It happened in the third game of the Series, a game the Dodgers were to win to take a two‑games‑to‑one edge, but it is entirely possible that the Series was decided right there in the Yankees' favor as Mantle met and passed his most severe test. In the eighth inning, Robinson slashed a single to center. As Robinson made a sharp swerve around first base, Mickey fielded the ball on one hop and then was faced with a choice that every National League outfielder has had to make. He could throw to second, forcing Robinson to retreat to first base, or hold his throw until Jackie had committed himself irrevocably when it would be Mantle's arm against Jackie's speed, daring and know‑how on the bases. When it is you against Robinson, it is no simple decision to make.
Mantle elected to hold his throw. Whether it was a deliberate or instinctive decision, none can say, but Mantle watched Robinson and Jackie, watching the fielder, came as much as 25 feet toward second. He slowed down, pretending to go back and Mickey, meanwhile, came in several steps with the ball before cocking his arm as if to throw to first base.

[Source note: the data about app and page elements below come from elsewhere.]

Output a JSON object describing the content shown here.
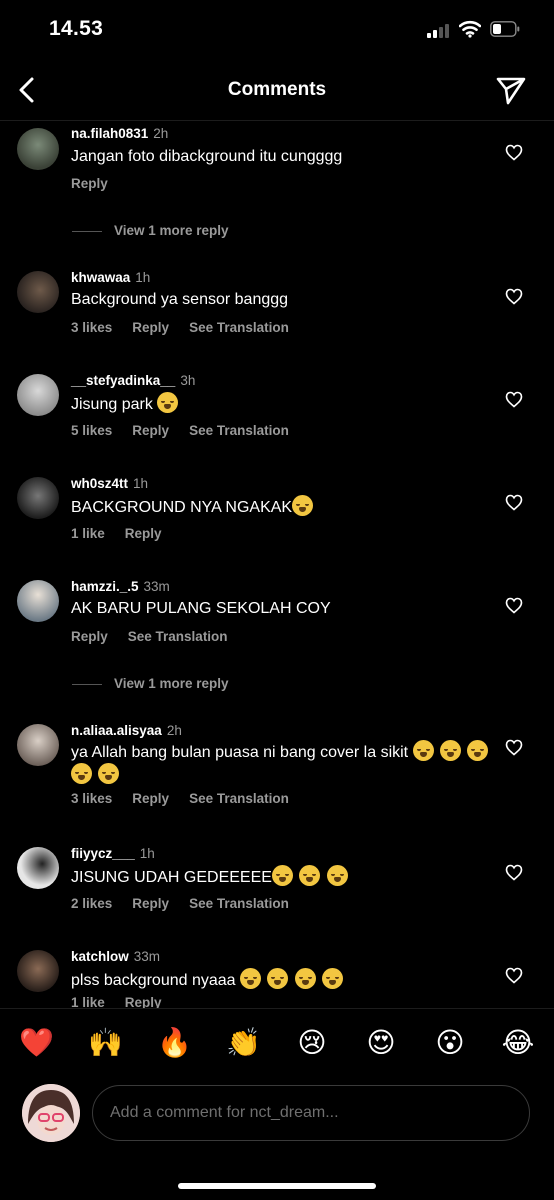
{
  "status_bar": {
    "time": "14.53"
  },
  "header": {
    "title": "Comments"
  },
  "comments": [
    {
      "username": "na.filah0831",
      "time": "2h",
      "text": "Jangan foto dibackground itu cungggg",
      "emoji_count": 0,
      "likes": "",
      "reply": "Reply",
      "see_translation": "",
      "view_more": "View 1 more reply"
    },
    {
      "username": "khwawaa",
      "time": "1h",
      "text": "Background ya sensor banggg",
      "emoji_count": 0,
      "likes": "3 likes",
      "reply": "Reply",
      "see_translation": "See Translation",
      "view_more": ""
    },
    {
      "username": "__stefyadinka__",
      "time": "3h",
      "text": "Jisung park",
      "emoji_count": 1,
      "likes": "5 likes",
      "reply": "Reply",
      "see_translation": "See Translation",
      "view_more": ""
    },
    {
      "username": "wh0sz4tt",
      "time": "1h",
      "text": "BACKGROUND NYA NGAKAK",
      "emoji_count": 1,
      "likes": "1 like",
      "reply": "Reply",
      "see_translation": "",
      "view_more": ""
    },
    {
      "username": "hamzzi._.5",
      "time": "33m",
      "text": "AK BARU PULANG SEKOLAH COY",
      "emoji_count": 0,
      "likes": "",
      "reply": "Reply",
      "see_translation": "See Translation",
      "view_more": "View 1 more reply"
    },
    {
      "username": "n.aliaa.alisyaa",
      "time": "2h",
      "text": "ya Allah bang bulan puasa ni bang cover la sikit",
      "emoji_count": 5,
      "likes": "3 likes",
      "reply": "Reply",
      "see_translation": "See Translation",
      "view_more": ""
    },
    {
      "username": "fiiyycz___",
      "time": "1h",
      "text": "JISUNG UDAH GEDEEEEE",
      "emoji_count": 3,
      "likes": "2 likes",
      "reply": "Reply",
      "see_translation": "See Translation",
      "view_more": ""
    },
    {
      "username": "katchlow",
      "time": "33m",
      "text": "plss background nyaaa",
      "emoji_count": 4,
      "likes": "1 like",
      "reply": "Reply",
      "see_translation": "",
      "view_more": ""
    }
  ],
  "reactions": [
    "❤️",
    "🙌",
    "🔥",
    "👏",
    "😢",
    "😍",
    "😮",
    "😂"
  ],
  "reaction_names": [
    "heart-emoji",
    "raising-hands-emoji",
    "fire-emoji",
    "clapping-emoji",
    "crying-emoji",
    "heart-eyes-emoji",
    "surprised-emoji",
    "laughing-emoji"
  ],
  "composer": {
    "placeholder": "Add a comment for nct_dream..."
  },
  "colors": {
    "background": "#000000",
    "secondary_text": "#9a9a9a",
    "emoji_yellow": "#f2c641"
  }
}
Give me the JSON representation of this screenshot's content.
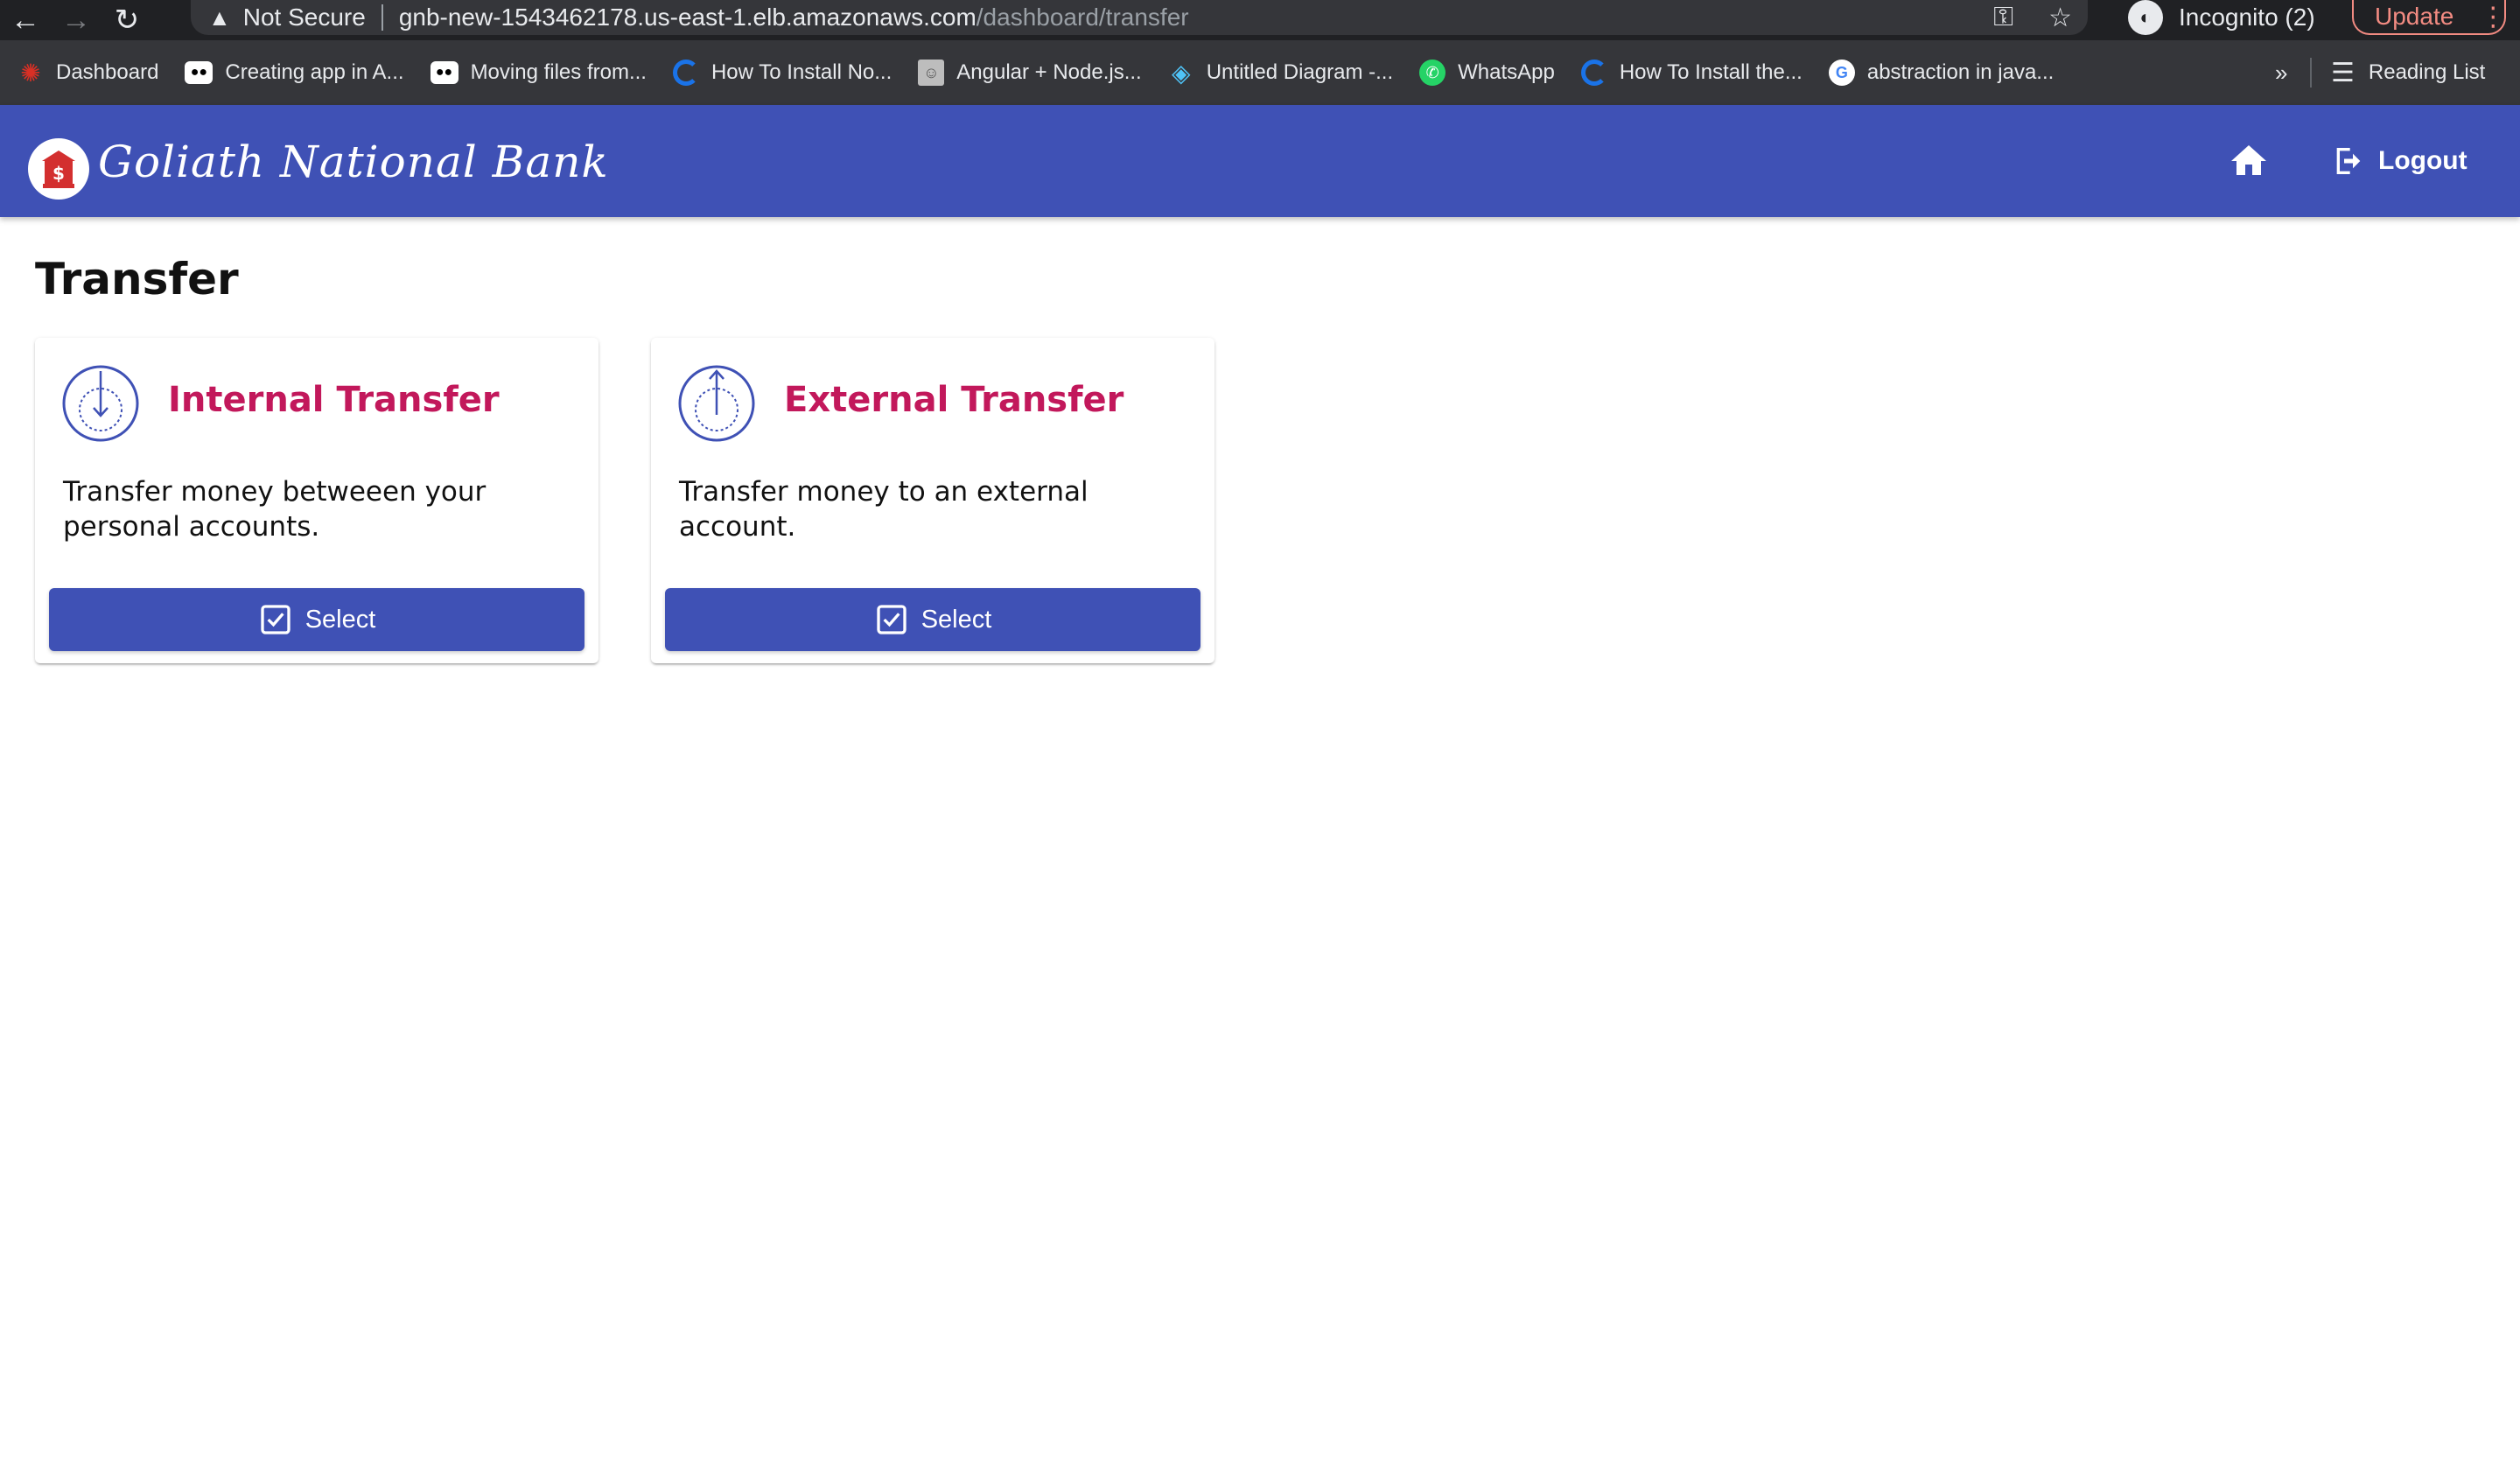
{
  "browser": {
    "security_label": "Not Secure",
    "url_host": "gnb-new-1543462178.us-east-1.elb.amazonaws.com",
    "url_path": "/dashboard/transfer",
    "profile_label": "Incognito (2)",
    "update_label": "Update",
    "bookmarks": [
      {
        "label": "Dashboard",
        "icon": "gear-icon",
        "color": "#d93025"
      },
      {
        "label": "Creating app in A...",
        "icon": "medium-icon",
        "color": "#000000"
      },
      {
        "label": "Moving files from...",
        "icon": "medium-icon",
        "color": "#000000"
      },
      {
        "label": "How To Install No...",
        "icon": "digitalocean-icon",
        "color": "#1a73e8"
      },
      {
        "label": "Angular + Node.js...",
        "icon": "avatar-icon",
        "color": "#9aa0a6"
      },
      {
        "label": "Untitled Diagram -...",
        "icon": "diagram-icon",
        "color": "#4fc3f7"
      },
      {
        "label": "WhatsApp",
        "icon": "whatsapp-icon",
        "color": "#25d366"
      },
      {
        "label": "How To Install the...",
        "icon": "digitalocean-icon",
        "color": "#1a73e8"
      },
      {
        "label": "abstraction in java...",
        "icon": "google-icon",
        "color": "#ffffff"
      }
    ],
    "more_label": "»",
    "reading_list_label": "Reading List"
  },
  "app": {
    "brand": "Goliath National Bank",
    "logout_label": "Logout",
    "header_color": "#3f51b5",
    "accent_color": "#c2185b"
  },
  "page": {
    "title": "Transfer",
    "cards": [
      {
        "title": "Internal Transfer",
        "description": "Transfer money betweeen your personal accounts.",
        "button_label": "Select",
        "icon": "download-icon"
      },
      {
        "title": "External Transfer",
        "description": "Transfer money to an external account.",
        "button_label": "Select",
        "icon": "upload-icon"
      }
    ]
  }
}
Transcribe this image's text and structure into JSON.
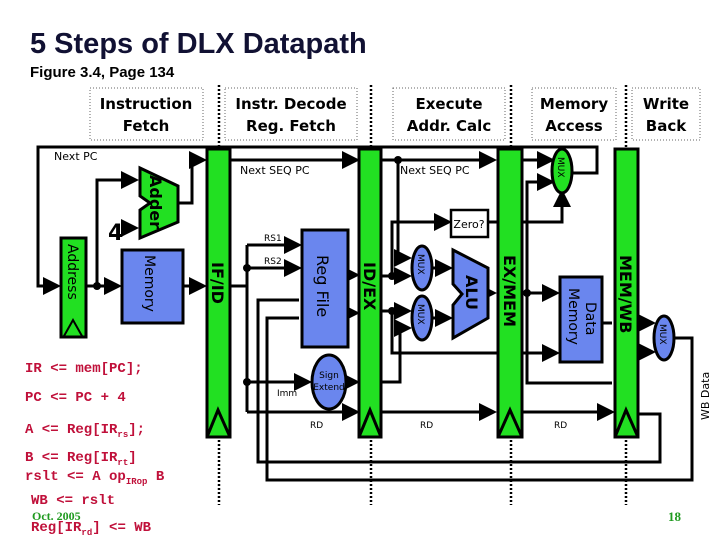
{
  "title": "5 Steps of DLX Datapath",
  "subtitle": "Figure 3.4, Page 134",
  "stages": [
    {
      "line1": "Instruction",
      "line2": "Fetch"
    },
    {
      "line1": "Instr. Decode",
      "line2": "Reg. Fetch"
    },
    {
      "line1": "Execute",
      "line2": "Addr. Calc"
    },
    {
      "line1": "Memory",
      "line2": "Access"
    },
    {
      "line1": "Write",
      "line2": "Back"
    }
  ],
  "labels": {
    "next_pc": "Next PC",
    "next_seq_pc_1": "Next SEQ PC",
    "next_seq_pc_2": "Next SEQ PC",
    "four": "4",
    "adder": "Adder",
    "address": "Address",
    "memory": "Memory",
    "if_id": "IF/ID",
    "rs1": "RS1",
    "rs2": "RS2",
    "reg_file": "Reg File",
    "imm": "Imm",
    "sign": "Sign",
    "extend": "Extend",
    "id_ex": "ID/EX",
    "zero": "Zero?",
    "mux": "MUX",
    "alu": "ALU",
    "ex_mem": "EX/MEM",
    "data": "Data",
    "data_memory": "Memory",
    "mem_wb": "MEM/WB",
    "rd": "RD",
    "wb_data": "WB Data"
  },
  "code": [
    {
      "pre": "IR <= mem[PC];",
      "sub": "",
      "post": ""
    },
    {
      "pre": "PC <= PC + 4",
      "sub": "",
      "post": ""
    },
    {
      "pre": "A <= Reg[IR",
      "sub": "rs",
      "post": "];"
    },
    {
      "pre": "B <= Reg[IR",
      "sub": "rt",
      "post": "]"
    },
    {
      "pre": "rslt <= A op",
      "sub": "IRop",
      "post": " B"
    },
    {
      "pre": "WB <= rslt",
      "sub": "",
      "post": ""
    },
    {
      "pre": "Reg[IR",
      "sub": "rd",
      "post": "] <= WB"
    }
  ],
  "footer": {
    "date": "Oct. 2005",
    "page": "18"
  },
  "colors": {
    "register": "#22e022",
    "unit": "#6a86ee",
    "code": "#c0103a",
    "footer": "#1f9a1f"
  }
}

With that motion Jackie went into high gear for second, yet Mantle still held his throw. Suddenly, it seemed Jackie sensed he could not make the base. The Dodger stopped, stumbled, got to his feet again and then scrambled back to first.
It was a war of nerves on the bases, Robinson drawing on his years of experience and Mantle drawing from some inexplicable well of wisdom that seems to be his despite his youth, and it was a war Robinson lost.
Among the 66,698 spectators at the Yankee Stadium that day were some who sensed the importance of the play as it related to the Series, but at least one among them, Branch Rickey, interpreted Mantle's reaction to Robinson's maneuvering in a much broader sense. Rickey brought Robinson to the majors and many times saw how Robinson's running could kill the confidence of one man and, through him, his team. As the play unfolded Rickey turned to his companion and said: "Maturity is something that cannot be measured in years. That young man's arms and legs and eyes and wind are young, but his head is old. To me it is the final proof of the boy. Mantle has the chance to make us forget every ballplayer we ever saw."